──────── INPUT

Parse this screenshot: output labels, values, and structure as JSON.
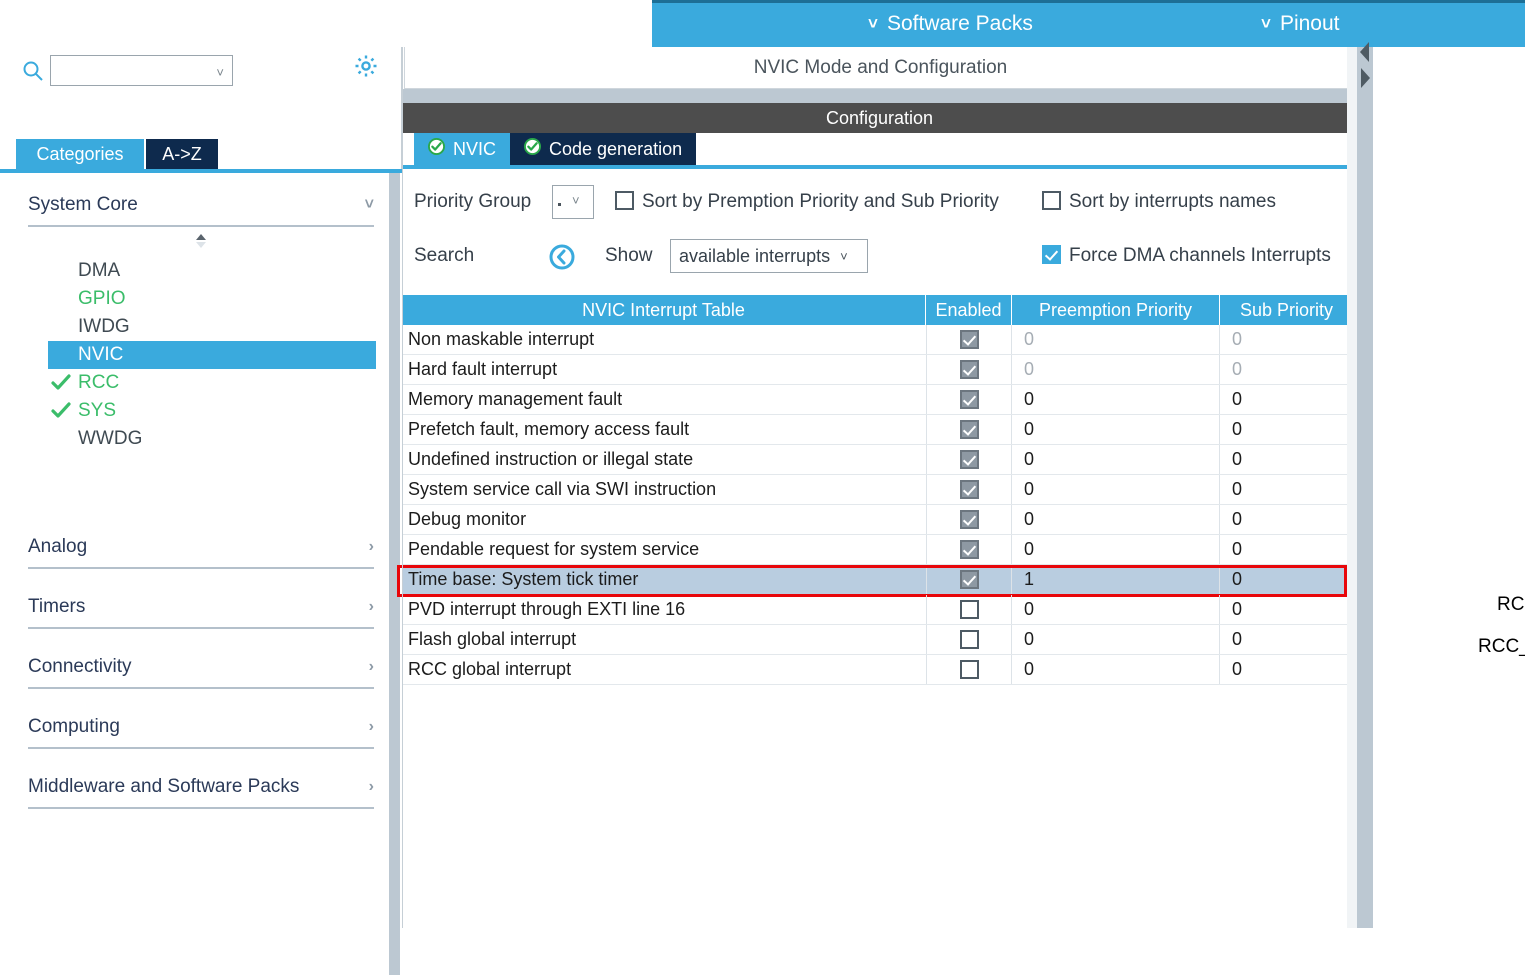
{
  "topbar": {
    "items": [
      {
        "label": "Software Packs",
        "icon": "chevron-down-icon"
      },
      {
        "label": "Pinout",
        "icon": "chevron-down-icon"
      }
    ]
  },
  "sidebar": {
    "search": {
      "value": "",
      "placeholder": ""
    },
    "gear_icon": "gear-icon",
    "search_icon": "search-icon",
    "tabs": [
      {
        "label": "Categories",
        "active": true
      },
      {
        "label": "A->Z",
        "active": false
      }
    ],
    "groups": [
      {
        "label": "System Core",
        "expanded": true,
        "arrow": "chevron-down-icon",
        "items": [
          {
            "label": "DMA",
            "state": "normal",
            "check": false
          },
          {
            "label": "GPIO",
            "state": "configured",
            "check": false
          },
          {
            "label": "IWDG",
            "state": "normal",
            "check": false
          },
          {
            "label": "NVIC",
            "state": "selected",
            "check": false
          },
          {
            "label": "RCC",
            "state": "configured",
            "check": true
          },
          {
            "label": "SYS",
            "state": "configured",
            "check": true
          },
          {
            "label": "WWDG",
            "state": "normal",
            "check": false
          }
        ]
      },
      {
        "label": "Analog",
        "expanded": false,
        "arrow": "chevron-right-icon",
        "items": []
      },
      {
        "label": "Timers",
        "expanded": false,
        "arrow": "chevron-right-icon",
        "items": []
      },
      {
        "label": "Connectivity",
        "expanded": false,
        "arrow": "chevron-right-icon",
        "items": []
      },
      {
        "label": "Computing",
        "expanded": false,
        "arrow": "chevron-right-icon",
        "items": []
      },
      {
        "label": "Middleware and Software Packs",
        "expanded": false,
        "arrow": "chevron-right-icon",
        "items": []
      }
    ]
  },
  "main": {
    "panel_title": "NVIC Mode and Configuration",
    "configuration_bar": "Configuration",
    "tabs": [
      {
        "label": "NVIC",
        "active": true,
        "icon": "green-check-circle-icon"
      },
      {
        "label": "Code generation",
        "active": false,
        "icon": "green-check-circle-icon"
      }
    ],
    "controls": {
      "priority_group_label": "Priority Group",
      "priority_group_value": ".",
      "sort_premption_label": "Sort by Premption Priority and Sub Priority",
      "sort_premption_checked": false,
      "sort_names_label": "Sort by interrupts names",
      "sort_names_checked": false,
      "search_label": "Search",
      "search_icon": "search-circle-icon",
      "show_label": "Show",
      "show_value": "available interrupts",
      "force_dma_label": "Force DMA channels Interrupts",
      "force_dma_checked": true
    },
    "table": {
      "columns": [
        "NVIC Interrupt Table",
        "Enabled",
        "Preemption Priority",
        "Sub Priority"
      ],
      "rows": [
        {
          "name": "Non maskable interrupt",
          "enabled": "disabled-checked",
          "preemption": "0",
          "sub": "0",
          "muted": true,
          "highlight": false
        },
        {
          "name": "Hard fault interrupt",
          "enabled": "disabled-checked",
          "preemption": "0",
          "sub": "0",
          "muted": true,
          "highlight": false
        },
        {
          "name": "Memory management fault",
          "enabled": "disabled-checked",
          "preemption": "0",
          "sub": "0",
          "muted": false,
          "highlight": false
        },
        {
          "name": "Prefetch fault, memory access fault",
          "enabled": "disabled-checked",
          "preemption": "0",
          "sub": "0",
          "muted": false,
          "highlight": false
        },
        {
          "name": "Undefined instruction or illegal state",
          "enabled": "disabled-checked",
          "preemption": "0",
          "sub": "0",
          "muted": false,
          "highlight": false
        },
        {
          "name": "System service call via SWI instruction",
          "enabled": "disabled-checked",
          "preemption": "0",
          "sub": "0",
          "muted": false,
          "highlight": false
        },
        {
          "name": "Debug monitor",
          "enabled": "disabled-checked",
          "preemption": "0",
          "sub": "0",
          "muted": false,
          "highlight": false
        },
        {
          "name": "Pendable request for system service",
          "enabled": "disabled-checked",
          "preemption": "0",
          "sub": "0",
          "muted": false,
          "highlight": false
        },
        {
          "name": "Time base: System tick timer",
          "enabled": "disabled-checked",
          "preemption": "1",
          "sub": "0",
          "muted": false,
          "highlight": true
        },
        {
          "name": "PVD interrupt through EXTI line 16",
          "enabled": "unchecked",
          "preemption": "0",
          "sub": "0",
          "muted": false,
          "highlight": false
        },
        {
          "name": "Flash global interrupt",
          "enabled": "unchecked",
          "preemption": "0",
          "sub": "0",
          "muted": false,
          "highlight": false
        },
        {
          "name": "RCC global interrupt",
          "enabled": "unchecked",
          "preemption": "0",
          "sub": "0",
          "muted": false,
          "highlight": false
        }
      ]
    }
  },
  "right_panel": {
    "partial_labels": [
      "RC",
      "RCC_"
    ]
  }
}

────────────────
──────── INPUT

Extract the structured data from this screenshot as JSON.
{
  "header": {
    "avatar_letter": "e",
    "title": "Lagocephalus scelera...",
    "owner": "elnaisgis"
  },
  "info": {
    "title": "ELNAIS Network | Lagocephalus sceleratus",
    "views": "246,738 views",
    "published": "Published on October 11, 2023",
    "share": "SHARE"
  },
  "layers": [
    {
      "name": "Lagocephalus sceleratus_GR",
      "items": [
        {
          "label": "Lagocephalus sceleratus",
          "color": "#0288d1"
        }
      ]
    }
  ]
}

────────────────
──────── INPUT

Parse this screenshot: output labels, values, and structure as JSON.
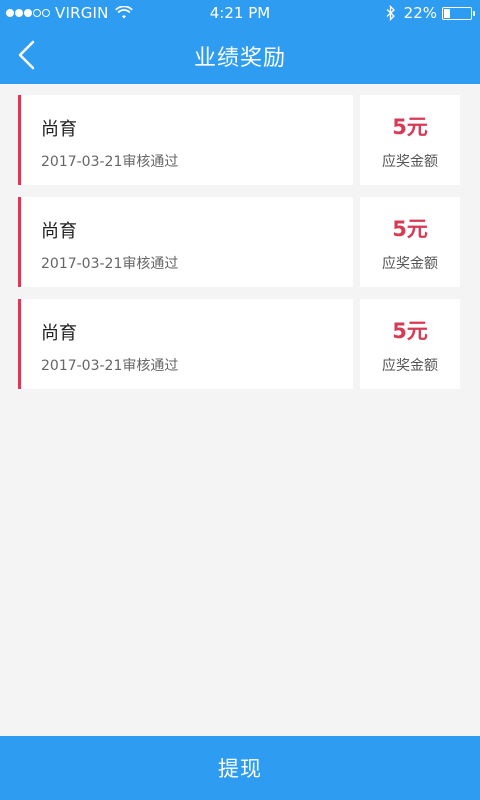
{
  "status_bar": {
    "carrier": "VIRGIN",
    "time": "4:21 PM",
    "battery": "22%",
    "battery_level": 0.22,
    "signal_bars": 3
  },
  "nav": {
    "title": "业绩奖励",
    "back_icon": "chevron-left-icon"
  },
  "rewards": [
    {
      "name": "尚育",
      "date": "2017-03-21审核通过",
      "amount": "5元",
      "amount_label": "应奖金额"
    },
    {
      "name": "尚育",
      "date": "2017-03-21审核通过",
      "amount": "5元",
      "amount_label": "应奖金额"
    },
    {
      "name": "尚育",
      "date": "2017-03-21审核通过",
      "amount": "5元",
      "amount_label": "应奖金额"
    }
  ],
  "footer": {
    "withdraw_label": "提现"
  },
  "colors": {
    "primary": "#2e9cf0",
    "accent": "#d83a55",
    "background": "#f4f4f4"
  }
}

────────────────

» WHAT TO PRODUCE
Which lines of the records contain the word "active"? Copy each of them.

» TASK OUTPUT
        "active": true
        "active": false
        "active": true,
        "active": false,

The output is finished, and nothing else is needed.